Toyota Makes the Leap Into Fuel Cell Cars

(3BL Media/Justmeans) - Now that just about every carmaker has one or more electric models available, with considerable refinements coming out every year, charging stations are becoming more common, and battery technology continues to advance, why would Toyota, the world’s largest car manufacturer and leader in the hybrid market, decide to invest in a hydrogen car?

Toyota President Akio Toyoda has his reasons, many of which are as much about saving the planet as they are about earning a profit for his company. He told Bloomberg Business Week, “The automobile industry can contribute to the sustainable growth of earth itself.” The third generation family president of the company said, “At Toyota, we are looking out 50 years and even more decades into the future. I do believe that [the] fuel-cell vehicle is the ultimate environmentally friendly car. But the point is not just to introduce it as an eco-friendly car with good mileage. I wanted it to be fun to drive and interesting as a car.”

He doesn’t have a lot of true believers among his peers. The CEOs of Volkswagen, Nissan, and Tesla have all gone on record saying that the hydrogen highway was a dead end street, if not in so many words.

But Toyoda is backing up his words with the launch of the Mirai, expected to be available by the end of next year. The car is expected to sell for $57,500. Federal and State incentives could bring this down into a range comparable with an EV or a plug-in hybrid, which is pretty impressive, considering the completely new technology involved.  It will have a driving range of 300 miles, will be quicker than the Prius, and will emit only water vapor and a bit of heat.

What is it about hydrogen, that, like the tortoise in the race with the hare, will allow it to win the race against the EV in the long run?

It’s worth mentioning the fact that the two are in many ways more similar than they are different. They both use electric motors for propulsion, so in a sense they are both types of electric cars. The difference is only how they store the energy. A fuel cell is like a battery that can be filled up by  simply replenishing the hydrogen.

So let’s take a look at a side by side comparison.

Fill’er up. A few years ago, neither EV’s nor fuel cell cars had any place to fill up. Now EV charging stations are becoming widespread, while hydrogen filling stations number in the low twenties, almost all of them in California. That’s one point for EVs.

How far can you go on a tank? Until recently, driving range was a big opportunity for fuel cell cars. Most EV’s have a range of 100 miles or less. It’s still an advantage for fuel cell, but with the Tesla Roadster now offering a 400 mile range upgrade the advantage has shrunk to a small one. Since the Tesla option is very expensive, I will give one point to fuel cell, with the caveat that the advantage will probably disappear. Once you have a 300 miles plus battery, which is as much as most people will drive in a given day most of the time, the question becomes moot, as it can be charged up at night.

Pit stop. Fill up time still goes to the fuel cell vehicles. While EV’s, even with a fast charger can take an hour or more to charge fully, the fuel cell car takes about the same amount of time to fill up as your gasoline car. One point to fuel cell.

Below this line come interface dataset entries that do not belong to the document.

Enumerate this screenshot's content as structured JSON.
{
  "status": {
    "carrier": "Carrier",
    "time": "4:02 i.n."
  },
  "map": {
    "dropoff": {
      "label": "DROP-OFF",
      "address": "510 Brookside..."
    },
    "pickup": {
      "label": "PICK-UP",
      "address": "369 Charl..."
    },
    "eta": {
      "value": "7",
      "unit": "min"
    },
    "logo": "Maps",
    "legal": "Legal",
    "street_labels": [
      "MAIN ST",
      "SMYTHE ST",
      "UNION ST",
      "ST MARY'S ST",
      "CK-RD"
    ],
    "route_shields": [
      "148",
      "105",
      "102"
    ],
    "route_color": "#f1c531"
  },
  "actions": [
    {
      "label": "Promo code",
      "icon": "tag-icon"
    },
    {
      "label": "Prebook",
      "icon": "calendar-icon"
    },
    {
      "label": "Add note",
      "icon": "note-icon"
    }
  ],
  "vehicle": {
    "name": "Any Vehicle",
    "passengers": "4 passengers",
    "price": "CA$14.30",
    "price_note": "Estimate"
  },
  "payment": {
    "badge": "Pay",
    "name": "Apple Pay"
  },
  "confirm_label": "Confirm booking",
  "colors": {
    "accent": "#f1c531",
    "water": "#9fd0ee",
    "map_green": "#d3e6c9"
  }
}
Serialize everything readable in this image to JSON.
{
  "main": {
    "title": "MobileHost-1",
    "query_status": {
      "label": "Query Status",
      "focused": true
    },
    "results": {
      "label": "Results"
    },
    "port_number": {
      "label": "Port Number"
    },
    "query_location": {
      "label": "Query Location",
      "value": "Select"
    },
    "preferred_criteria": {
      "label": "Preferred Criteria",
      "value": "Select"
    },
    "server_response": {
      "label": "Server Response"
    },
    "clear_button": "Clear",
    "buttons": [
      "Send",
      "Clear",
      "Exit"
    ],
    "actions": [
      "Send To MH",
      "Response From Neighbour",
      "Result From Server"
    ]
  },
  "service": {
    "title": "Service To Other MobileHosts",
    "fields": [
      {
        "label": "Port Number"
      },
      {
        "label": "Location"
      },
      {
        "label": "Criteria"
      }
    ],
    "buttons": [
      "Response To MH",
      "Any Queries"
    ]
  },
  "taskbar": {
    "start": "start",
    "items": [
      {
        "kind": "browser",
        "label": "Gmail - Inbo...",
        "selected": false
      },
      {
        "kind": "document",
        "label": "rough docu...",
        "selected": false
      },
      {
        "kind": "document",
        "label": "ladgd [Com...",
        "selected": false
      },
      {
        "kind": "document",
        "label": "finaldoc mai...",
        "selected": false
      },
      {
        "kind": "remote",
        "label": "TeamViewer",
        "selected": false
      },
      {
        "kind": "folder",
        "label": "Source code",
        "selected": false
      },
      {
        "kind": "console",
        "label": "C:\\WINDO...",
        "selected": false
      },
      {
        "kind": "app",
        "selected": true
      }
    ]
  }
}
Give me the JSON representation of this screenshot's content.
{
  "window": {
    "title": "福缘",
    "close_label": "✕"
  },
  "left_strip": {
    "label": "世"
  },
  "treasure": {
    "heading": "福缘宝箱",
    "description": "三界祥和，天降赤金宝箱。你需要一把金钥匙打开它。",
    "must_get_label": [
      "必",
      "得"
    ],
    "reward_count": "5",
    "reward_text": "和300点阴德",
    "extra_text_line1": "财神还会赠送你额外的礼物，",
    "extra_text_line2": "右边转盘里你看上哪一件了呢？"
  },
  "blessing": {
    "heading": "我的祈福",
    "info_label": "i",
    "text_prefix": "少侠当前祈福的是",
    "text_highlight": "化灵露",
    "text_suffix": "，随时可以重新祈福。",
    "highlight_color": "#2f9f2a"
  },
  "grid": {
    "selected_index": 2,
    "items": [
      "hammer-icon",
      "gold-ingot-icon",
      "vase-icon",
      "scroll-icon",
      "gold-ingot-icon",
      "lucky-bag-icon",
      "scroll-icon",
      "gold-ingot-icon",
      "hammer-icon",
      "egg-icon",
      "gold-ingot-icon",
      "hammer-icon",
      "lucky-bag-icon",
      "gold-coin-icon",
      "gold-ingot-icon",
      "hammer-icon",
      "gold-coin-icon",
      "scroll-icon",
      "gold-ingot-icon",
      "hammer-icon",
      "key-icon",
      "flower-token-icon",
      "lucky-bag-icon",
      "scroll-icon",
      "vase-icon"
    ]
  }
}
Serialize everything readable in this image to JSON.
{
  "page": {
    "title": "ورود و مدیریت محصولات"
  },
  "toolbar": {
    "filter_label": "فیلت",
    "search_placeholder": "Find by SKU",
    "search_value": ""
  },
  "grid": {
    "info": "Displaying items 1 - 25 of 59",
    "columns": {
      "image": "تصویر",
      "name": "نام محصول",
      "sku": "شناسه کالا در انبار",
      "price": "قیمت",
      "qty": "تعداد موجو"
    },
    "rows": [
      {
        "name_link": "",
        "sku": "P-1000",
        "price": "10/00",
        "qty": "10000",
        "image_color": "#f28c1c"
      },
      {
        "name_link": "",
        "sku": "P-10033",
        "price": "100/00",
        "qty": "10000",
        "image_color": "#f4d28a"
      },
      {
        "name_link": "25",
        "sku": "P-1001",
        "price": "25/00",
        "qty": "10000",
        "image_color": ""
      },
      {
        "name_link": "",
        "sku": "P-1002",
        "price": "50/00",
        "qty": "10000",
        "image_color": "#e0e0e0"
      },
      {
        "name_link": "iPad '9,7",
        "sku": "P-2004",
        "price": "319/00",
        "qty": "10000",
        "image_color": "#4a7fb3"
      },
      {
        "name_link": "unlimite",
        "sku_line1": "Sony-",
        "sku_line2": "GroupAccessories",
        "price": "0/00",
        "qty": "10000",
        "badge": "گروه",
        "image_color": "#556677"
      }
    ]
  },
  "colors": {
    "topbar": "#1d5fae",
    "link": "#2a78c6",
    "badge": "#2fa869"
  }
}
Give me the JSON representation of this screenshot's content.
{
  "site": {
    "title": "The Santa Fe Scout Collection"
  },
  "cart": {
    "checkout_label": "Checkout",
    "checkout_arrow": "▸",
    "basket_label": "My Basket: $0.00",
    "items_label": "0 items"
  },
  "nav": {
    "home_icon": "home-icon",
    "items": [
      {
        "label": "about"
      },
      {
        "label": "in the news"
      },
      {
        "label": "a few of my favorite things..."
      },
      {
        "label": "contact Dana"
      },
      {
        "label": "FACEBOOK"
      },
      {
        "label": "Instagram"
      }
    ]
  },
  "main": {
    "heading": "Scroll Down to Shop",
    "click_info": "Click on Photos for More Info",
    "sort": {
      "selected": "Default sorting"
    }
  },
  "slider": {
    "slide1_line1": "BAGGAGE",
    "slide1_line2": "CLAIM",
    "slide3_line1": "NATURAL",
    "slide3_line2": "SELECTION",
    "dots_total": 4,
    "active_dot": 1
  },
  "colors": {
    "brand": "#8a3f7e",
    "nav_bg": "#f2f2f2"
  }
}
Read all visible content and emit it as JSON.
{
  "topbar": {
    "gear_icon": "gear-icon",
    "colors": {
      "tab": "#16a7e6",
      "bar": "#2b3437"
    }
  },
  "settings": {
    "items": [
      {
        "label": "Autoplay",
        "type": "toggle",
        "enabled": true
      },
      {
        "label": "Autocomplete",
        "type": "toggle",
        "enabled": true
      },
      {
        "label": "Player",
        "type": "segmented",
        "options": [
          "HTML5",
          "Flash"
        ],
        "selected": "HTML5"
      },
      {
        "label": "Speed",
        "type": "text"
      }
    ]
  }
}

Convenience. The fact that you can charge up a fuel cell at home is a tremendous convenience. That capability might be available for hydrogen at some point in the future, but not today. One point for EV’s.

Clean and green. Proponents of fuel cells like to point to the fact that their only emissions are water vapor. That is truly great, but then EV’s have no emissions at all. Peeling back a layer you can ask where the electricity came from. It could be coal or it could be wind or solar. There is certainly the opportunity for completely carbon-free driving if renewables are used. If you ask the same question about hydrogen you’d find that today, most hydrogen is made from natural gas in a process that emits carbon dioxide. It is possible to make hydrogen directly from water. Tie.

If you add up all the points, you’ll find that the two options have tied.

What else might be considered for the long term that could ultimately favor hydrogen? I can think of two things. The first is the fact that hydrogen is the most abundant element in the universe, so it’s not likely something we’d ever run out of. Second, is the fact that, as Shell’s Chief Scientist for Mobility, Wolfgang Warnecke, pointed out to me—the energy density of hydrogen, meaning, the amount of energy contained in a pound of fuel, while not as high as gasoline, is much higher than any battery is likely to be produced in the foreseeable future. If you’re trying to make an energy efficient vehicle, you want to eliminate as much weight as possible. So that advantage goes to hydrogen.

It will be interesting to see what develops. Clearly, there is room for both on tomorrow’s roads, a fact that Toyota readily acknowledges. Even Warnecke concedes that there is a place for EVs for short distance city driving. Tesla has shown that long distance driving with EV’s is a reality today, though the price is high.

Image credit Toyota Motors